((

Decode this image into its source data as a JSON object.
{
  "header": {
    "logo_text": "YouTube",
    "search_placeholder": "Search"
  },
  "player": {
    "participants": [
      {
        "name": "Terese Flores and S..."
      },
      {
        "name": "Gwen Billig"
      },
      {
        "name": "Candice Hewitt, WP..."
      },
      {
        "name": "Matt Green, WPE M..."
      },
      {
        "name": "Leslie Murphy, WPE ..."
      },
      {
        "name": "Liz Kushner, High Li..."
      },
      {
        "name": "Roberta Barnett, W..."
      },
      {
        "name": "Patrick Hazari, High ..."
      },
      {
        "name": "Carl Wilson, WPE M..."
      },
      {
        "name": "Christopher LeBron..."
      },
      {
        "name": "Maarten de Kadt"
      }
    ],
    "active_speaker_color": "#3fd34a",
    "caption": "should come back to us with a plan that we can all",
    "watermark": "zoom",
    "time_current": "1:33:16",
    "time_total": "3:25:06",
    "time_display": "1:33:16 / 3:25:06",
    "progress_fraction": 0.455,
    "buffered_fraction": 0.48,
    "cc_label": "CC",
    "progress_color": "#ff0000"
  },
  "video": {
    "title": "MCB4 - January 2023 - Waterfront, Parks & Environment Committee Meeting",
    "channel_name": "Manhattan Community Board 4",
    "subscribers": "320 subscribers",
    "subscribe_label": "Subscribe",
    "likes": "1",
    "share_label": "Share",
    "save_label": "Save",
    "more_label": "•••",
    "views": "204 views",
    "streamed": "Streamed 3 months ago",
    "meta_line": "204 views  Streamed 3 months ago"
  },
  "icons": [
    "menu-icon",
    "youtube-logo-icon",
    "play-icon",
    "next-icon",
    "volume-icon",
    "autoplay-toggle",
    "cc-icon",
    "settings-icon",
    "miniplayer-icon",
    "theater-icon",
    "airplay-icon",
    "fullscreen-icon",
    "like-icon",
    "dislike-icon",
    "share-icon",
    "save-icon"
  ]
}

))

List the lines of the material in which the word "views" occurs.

→ Your solution
    "views": "204 views",
    "meta_line": "204 views  Streamed 3 months ago"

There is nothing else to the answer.